**TASK BRIEF**: All of the entries are to be written out again verbatim.

**MATERIAL PROVIDED**:
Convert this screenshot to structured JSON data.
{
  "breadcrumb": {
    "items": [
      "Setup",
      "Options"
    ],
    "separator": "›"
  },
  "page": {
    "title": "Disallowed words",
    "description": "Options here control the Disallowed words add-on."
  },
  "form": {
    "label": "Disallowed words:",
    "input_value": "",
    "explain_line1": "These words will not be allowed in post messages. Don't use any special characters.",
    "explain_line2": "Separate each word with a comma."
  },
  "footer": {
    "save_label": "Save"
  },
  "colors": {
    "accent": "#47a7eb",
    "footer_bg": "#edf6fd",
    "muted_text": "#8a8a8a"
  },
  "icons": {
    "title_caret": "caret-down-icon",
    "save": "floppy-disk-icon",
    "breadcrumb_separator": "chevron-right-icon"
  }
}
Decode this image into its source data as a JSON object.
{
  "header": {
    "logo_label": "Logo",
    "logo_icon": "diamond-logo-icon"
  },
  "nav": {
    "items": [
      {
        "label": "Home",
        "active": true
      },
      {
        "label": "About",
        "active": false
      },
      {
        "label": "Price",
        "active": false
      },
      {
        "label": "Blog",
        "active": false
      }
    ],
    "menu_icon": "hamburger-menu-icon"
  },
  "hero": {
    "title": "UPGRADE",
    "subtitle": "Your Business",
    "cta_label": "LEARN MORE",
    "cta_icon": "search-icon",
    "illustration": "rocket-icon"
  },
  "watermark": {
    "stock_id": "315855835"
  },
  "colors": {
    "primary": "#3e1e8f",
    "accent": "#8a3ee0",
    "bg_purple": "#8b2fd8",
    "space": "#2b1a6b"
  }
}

**OUTPUT OF THE TASK**:
Convert this screenshot to structured JSON data.
{
  "breadcrumb": {
    "items": [
      "Setup",
      "Options"
    ],
    "separator": "›"
  },
  "page": {
    "title": "Disallowed words",
    "description": "Options here control the Disallowed words add-on."
  },
  "form": {
    "label": "Disallowed words:",
    "input_value": "",
    "explain_line1": "These words will not be allowed in post messages. Don't use any special characters.",
    "explain_line2": "Separate each word with a comma."
  },
  "footer": {
    "save_label": "Save"
  },
  "colors": {
    "accent": "#47a7eb",
    "footer_bg": "#edf6fd",
    "muted_text": "#8a8a8a"
  },
  "icons": {
    "title_caret": "caret-down-icon",
    "save": "floppy-disk-icon",
    "breadcrumb_separator": "chevron-right-icon"
  }
}
Decode this image into its source data as a JSON object.
{
  "header": {
    "logo_label": "Logo",
    "logo_icon": "diamond-logo-icon"
  },
  "nav": {
    "items": [
      {
        "label": "Home",
        "active": true
      },
      {
        "label": "About",
        "active": false
      },
      {
        "label": "Price",
        "active": false
      },
      {
        "label": "Blog",
        "active": false
      }
    ],
    "menu_icon": "hamburger-menu-icon"
  },
  "hero": {
    "title": "UPGRADE",
    "subtitle": "Your Business",
    "cta_label": "LEARN MORE",
    "cta_icon": "search-icon",
    "illustration": "rocket-icon"
  },
  "watermark": {
    "stock_id": "315855835"
  },
  "colors": {
    "primary": "#3e1e8f",
    "accent": "#8a3ee0",
    "bg_purple": "#8b2fd8",
    "space": "#2b1a6b"
  }
}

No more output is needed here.